Every entry needs to be reproduced exactly.

Input
──────────────────────────────

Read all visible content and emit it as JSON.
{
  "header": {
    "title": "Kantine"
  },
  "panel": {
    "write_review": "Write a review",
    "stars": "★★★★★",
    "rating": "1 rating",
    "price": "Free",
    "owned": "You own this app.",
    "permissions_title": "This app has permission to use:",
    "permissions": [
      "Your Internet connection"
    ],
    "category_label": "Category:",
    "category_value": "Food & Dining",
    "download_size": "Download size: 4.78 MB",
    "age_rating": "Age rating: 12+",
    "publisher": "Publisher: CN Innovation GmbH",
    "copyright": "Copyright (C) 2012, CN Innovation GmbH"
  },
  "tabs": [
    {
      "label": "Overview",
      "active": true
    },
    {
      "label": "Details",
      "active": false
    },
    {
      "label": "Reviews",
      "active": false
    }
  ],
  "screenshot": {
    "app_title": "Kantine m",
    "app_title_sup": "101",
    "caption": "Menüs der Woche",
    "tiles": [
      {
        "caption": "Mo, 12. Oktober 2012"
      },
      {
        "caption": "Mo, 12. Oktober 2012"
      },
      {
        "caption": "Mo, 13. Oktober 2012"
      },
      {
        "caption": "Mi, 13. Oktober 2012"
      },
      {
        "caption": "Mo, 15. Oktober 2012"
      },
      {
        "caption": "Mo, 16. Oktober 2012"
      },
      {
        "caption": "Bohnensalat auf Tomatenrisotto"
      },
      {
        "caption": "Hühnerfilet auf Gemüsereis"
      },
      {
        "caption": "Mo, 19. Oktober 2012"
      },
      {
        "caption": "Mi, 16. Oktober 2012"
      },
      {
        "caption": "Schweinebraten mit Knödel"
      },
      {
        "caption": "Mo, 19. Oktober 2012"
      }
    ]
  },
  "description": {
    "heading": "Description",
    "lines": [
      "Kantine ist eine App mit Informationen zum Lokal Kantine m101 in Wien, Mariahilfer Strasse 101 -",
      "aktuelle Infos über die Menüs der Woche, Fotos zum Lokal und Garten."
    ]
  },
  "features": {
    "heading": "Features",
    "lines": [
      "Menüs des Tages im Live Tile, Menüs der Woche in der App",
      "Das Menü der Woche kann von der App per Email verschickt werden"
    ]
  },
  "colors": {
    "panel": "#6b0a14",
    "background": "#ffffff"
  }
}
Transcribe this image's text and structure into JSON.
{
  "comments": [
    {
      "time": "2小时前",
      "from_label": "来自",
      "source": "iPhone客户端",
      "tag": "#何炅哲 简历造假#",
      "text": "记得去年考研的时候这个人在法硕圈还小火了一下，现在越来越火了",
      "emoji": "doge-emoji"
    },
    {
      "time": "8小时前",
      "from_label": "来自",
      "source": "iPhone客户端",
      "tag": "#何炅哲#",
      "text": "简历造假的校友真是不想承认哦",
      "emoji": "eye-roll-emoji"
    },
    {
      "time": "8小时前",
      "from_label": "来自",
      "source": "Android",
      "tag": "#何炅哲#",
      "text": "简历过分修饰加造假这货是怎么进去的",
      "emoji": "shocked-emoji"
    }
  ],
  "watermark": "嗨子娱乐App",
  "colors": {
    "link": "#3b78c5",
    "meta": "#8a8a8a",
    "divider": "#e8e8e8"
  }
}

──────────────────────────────

Output for this exercise
Read all visible content and emit it as JSON.
{
  "header": {
    "title": "Kantine"
  },
  "panel": {
    "write_review": "Write a review",
    "stars": "★★★★★",
    "rating": "1 rating",
    "price": "Free",
    "owned": "You own this app.",
    "permissions_title": "This app has permission to use:",
    "permissions": [
      "Your Internet connection"
    ],
    "category_label": "Category:",
    "category_value": "Food & Dining",
    "download_size": "Download size: 4.78 MB",
    "age_rating": "Age rating: 12+",
    "publisher": "Publisher: CN Innovation GmbH",
    "copyright": "Copyright (C) 2012, CN Innovation GmbH"
  },
  "tabs": [
    {
      "label": "Overview",
      "active": true
    },
    {
      "label": "Details",
      "active": false
    },
    {
      "label": "Reviews",
      "active": false
    }
  ],
  "screenshot": {
    "app_title": "Kantine m",
    "app_title_sup": "101",
    "caption": "Menüs der Woche",
    "tiles": [
      {
        "caption": "Mo, 12. Oktober 2012"
      },
      {
        "caption": "Mo, 12. Oktober 2012"
      },
      {
        "caption": "Mo, 13. Oktober 2012"
      },
      {
        "caption": "Mi, 13. Oktober 2012"
      },
      {
        "caption": "Mo, 15. Oktober 2012"
      },
      {
        "caption": "Mo, 16. Oktober 2012"
      },
      {
        "caption": "Bohnensalat auf Tomatenrisotto"
      },
      {
        "caption": "Hühnerfilet auf Gemüsereis"
      },
      {
        "caption": "Mo, 19. Oktober 2012"
      },
      {
        "caption": "Mi, 16. Oktober 2012"
      },
      {
        "caption": "Schweinebraten mit Knödel"
      },
      {
        "caption": "Mo, 19. Oktober 2012"
      }
    ]
  },
  "description": {
    "heading": "Description",
    "lines": [
      "Kantine ist eine App mit Informationen zum Lokal Kantine m101 in Wien, Mariahilfer Strasse 101 -",
      "aktuelle Infos über die Menüs der Woche, Fotos zum Lokal und Garten."
    ]
  },
  "features": {
    "heading": "Features",
    "lines": [
      "Menüs des Tages im Live Tile, Menüs der Woche in der App",
      "Das Menü der Woche kann von der App per Email verschickt werden"
    ]
  },
  "colors": {
    "panel": "#6b0a14",
    "background": "#ffffff"
  }
}
Transcribe this image's text and structure into JSON.
{
  "comments": [
    {
      "time": "2小时前",
      "from_label": "来自",
      "source": "iPhone客户端",
      "tag": "#何炅哲 简历造假#",
      "text": "记得去年考研的时候这个人在法硕圈还小火了一下，现在越来越火了",
      "emoji": "doge-emoji"
    },
    {
      "time": "8小时前",
      "from_label": "来自",
      "source": "iPhone客户端",
      "tag": "#何炅哲#",
      "text": "简历造假的校友真是不想承认哦",
      "emoji": "eye-roll-emoji"
    },
    {
      "time": "8小时前",
      "from_label": "来自",
      "source": "Android",
      "tag": "#何炅哲#",
      "text": "简历过分修饰加造假这货是怎么进去的",
      "emoji": "shocked-emoji"
    }
  ],
  "watermark": "嗨子娱乐App",
  "colors": {
    "link": "#3b78c5",
    "meta": "#8a8a8a",
    "divider": "#e8e8e8"
  }
}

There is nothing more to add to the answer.